■ Required action ■
Your answer needs to include each line of the records in which the string "Copy" can be found.

■ Dataset entries ■
━━━━━━━━━━━━━━━━

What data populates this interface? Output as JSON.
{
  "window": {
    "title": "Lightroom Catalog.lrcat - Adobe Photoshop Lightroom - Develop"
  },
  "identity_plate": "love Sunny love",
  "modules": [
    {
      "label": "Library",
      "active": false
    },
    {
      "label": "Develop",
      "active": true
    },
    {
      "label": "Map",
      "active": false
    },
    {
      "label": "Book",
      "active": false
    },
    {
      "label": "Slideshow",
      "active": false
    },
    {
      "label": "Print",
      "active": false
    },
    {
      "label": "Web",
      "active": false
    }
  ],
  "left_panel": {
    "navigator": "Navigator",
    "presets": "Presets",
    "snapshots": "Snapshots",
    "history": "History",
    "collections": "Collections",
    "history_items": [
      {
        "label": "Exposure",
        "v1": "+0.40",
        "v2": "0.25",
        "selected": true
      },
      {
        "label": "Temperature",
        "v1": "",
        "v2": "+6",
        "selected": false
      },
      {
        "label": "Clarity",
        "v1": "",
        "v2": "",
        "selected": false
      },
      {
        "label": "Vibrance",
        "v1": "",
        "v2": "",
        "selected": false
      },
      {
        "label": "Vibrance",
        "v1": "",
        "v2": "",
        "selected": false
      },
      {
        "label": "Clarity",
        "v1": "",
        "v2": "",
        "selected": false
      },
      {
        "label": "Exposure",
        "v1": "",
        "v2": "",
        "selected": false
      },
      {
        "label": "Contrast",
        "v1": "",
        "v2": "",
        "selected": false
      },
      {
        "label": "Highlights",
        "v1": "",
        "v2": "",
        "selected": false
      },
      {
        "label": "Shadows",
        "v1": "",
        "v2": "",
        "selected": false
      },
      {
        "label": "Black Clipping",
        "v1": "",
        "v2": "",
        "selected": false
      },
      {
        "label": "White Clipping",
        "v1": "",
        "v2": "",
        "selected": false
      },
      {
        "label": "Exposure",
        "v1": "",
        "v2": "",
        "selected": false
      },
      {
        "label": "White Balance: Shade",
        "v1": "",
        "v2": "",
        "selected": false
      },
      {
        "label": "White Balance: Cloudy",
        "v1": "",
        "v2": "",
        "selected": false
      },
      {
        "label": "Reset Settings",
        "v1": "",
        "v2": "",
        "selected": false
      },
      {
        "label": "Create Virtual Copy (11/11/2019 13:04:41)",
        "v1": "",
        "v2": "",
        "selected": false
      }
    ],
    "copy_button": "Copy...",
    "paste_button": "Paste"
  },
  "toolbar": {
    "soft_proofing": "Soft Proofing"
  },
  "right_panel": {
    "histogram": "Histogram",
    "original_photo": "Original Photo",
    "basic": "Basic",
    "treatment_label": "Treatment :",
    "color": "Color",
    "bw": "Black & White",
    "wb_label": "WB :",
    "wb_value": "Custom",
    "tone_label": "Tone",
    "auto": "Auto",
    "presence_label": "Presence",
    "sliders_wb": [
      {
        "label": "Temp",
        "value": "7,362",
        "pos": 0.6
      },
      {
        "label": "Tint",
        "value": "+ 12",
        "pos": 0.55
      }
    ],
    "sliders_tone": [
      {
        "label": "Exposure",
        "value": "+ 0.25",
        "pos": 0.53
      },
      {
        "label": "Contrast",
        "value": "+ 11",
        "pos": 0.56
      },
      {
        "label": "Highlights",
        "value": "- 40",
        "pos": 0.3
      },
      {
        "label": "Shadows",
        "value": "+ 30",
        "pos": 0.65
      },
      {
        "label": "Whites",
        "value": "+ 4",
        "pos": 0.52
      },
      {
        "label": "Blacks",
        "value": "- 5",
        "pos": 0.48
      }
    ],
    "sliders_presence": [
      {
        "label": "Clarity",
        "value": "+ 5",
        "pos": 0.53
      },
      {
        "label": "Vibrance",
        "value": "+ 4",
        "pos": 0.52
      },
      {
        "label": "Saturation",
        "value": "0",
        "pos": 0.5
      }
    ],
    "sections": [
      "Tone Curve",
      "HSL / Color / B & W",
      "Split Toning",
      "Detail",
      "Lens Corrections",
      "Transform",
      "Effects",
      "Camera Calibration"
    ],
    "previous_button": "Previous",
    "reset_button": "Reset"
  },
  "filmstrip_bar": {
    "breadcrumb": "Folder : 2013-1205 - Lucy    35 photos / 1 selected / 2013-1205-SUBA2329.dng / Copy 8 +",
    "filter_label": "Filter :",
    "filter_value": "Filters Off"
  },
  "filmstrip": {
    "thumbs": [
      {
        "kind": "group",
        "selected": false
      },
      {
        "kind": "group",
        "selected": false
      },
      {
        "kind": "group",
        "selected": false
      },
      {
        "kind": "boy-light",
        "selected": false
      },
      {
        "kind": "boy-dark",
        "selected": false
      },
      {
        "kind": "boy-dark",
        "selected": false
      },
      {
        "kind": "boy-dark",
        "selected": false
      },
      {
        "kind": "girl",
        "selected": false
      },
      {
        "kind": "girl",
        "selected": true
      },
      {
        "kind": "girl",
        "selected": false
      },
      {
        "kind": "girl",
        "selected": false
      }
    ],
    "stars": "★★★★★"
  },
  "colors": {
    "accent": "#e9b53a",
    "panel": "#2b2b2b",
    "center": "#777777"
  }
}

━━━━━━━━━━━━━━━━

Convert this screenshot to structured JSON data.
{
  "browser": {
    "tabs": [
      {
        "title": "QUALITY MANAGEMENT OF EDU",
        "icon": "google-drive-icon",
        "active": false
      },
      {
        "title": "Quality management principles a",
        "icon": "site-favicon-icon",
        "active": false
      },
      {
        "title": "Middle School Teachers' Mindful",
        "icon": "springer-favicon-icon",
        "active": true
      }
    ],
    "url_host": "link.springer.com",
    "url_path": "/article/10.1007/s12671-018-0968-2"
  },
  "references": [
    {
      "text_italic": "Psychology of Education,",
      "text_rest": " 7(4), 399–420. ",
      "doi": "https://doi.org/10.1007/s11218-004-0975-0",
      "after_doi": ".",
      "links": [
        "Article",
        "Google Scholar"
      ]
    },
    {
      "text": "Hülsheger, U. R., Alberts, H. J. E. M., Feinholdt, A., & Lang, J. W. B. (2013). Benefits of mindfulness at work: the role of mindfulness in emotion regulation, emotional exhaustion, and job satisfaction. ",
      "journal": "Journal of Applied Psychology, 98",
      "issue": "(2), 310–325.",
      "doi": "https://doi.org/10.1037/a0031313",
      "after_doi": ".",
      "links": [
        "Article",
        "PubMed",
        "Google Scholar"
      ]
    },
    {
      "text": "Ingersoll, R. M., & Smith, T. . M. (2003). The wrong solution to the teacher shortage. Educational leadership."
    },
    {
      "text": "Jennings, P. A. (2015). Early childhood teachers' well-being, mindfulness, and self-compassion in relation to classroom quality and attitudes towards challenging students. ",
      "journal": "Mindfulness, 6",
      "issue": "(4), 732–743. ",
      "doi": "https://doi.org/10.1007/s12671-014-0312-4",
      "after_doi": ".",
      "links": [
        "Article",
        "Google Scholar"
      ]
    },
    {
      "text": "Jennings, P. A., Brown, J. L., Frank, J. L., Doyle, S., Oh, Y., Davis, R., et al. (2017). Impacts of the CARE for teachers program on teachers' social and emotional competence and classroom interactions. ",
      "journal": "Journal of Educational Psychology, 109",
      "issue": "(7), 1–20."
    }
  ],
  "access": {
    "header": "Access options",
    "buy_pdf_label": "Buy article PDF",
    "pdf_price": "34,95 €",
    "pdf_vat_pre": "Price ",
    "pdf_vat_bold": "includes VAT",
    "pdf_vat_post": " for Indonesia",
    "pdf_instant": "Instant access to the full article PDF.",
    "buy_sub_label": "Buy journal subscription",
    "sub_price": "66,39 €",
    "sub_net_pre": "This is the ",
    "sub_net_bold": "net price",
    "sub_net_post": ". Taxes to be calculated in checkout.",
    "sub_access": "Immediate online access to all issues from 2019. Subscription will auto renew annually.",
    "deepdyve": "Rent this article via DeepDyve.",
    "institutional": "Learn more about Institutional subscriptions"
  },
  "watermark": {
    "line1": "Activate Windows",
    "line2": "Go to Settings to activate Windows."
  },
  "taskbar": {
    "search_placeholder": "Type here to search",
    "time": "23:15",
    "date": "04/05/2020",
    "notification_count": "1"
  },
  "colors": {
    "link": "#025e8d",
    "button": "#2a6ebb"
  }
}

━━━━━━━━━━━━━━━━

■ Answer to the problem ■
        "label": "Create Virtual Copy (11/11/2019 13:04:41)",
    "copy_button": "Copy...",
    "breadcrumb": "Folder : 2013-1205 - Lucy    35 photos / 1 selected / 2013-1205-SUBA2329.dng / Copy 8 +",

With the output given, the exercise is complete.